Unite warns government tax reforms could result in workers being taxed like millionaires

Unite, the UK’s largest union, has warned that government plans to crack down on bogus self-employment could result in tens of thousands of workers being taxed like millionaires. 

In his budget yesterday (Wednesday 22 November), the chancellor, Philip Hammond, announced that the government intended to reform “so-called off-payroll working rules” (known as IR35, payroll companies, personal service companies) in the private sector. 

In effect, this would mirror the reforms which came into effect in the public sector in April this year, and means that workers operating in the public sector cannot be self-employed. 

As a result of these reforms, rather than employ the affected workers on standard PAYE contracts, many have instead been moved onto umbrella company contracts. 

Umbrella company workers are on an effective tax rate of 46-47 pence in the pound on eligible earnings - a similar tax rate as the prime minister and her multi-millionaire chancellor. 

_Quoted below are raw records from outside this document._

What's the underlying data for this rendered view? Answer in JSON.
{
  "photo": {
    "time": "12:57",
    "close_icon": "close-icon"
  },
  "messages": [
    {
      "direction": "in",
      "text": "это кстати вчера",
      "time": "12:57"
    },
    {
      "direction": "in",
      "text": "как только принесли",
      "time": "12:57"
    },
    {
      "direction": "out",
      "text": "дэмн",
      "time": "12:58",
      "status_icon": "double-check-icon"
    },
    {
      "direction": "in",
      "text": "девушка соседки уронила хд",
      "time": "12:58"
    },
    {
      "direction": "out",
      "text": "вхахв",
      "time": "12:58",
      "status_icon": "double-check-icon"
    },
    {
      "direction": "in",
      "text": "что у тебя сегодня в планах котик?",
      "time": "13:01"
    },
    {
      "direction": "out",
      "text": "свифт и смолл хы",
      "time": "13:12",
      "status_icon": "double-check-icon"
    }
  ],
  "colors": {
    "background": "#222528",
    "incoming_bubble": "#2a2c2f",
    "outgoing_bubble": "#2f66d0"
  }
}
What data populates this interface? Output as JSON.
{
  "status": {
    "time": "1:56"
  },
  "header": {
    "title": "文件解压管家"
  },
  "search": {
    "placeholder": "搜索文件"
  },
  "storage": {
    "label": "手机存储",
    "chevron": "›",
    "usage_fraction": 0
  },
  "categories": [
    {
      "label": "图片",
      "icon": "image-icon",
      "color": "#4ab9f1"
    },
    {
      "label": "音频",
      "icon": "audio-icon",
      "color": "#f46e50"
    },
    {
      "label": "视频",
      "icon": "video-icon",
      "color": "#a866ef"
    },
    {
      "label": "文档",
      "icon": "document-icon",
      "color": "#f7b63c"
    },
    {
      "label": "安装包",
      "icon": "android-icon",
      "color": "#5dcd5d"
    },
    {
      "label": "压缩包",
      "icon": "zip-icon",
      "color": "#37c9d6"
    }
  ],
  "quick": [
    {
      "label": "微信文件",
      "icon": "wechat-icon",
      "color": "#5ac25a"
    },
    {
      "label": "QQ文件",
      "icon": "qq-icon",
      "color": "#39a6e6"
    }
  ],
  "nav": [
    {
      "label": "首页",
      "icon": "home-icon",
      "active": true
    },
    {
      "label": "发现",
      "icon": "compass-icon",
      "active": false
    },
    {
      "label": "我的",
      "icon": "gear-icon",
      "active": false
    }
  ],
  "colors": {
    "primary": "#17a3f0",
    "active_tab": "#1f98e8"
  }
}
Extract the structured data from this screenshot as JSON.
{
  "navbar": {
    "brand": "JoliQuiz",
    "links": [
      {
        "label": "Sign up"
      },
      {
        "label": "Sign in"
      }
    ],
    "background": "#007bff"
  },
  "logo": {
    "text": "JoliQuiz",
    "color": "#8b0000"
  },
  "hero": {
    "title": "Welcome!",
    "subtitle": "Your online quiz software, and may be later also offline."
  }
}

When the government introduced similar rules specifically for the construction industry in 2014, 400,000 workers were almost immediately moved to umbrella company contracts, and bogus self-employment in the sector has continued to increase. 

Unite assistant general secretary, Gail Cartmail, said: “In a bid to boost their flagging finances, the government is intent on pushing tens of thousands of workers into the misery of being employed by umbrella companies and taxed like millionaires. 

“Unite fully supports a crackdown on bogus self-employment which denies workers even the most basic employment rights, however, that should not result in workers being forced onto umbrella company contracts, where they suffer financial misery due to being treated as both employer and employee for tax. 

“The UK is crying out for substantial changes to the laws on employment status so that workers are either genuinely self-employed or are employees, with full employment rights. 

“The government must avoid introducing poorly thought out, piecemeal reforms, which are set to make a bad situation worse. 

“This is Robin Hood in reverse. Workers are being exploited because they have to pay their employer’s taxes.” 

When a worker is employed via an umbrella company, their agreed rate of pay goes to the umbrella company pot. The first thing deducted is employers’ national insurance contributions (NICs) at 13.8 per cent, and the umbrella company fee (usually between £15 - £30 a week). Also, if the worker is contributing to an auto-enrolment pension scheme, the employer’s contributions are also deducted. 

From the remaining money, the standard employee NICs is deducted, as well as income tax. Holiday pay is usually rolled up into the rate, which means that workers receive a small amount each week, but nothing when they actually take leave. 

Umbrella company payslips are frequently so complex, that workers often have to seek expert assistance to understand all the deductions being taken from the rate they agreed for the job. 

While umbrella company contracts are not illegal, they are highly immoral. The government is unlikely to take action to outlaw umbrella companies, because unlike bogus self-employment, the exchequer maximises its tax revenue, through this system. 

The government has committed to consult on its proposals, and will publish its findings next year.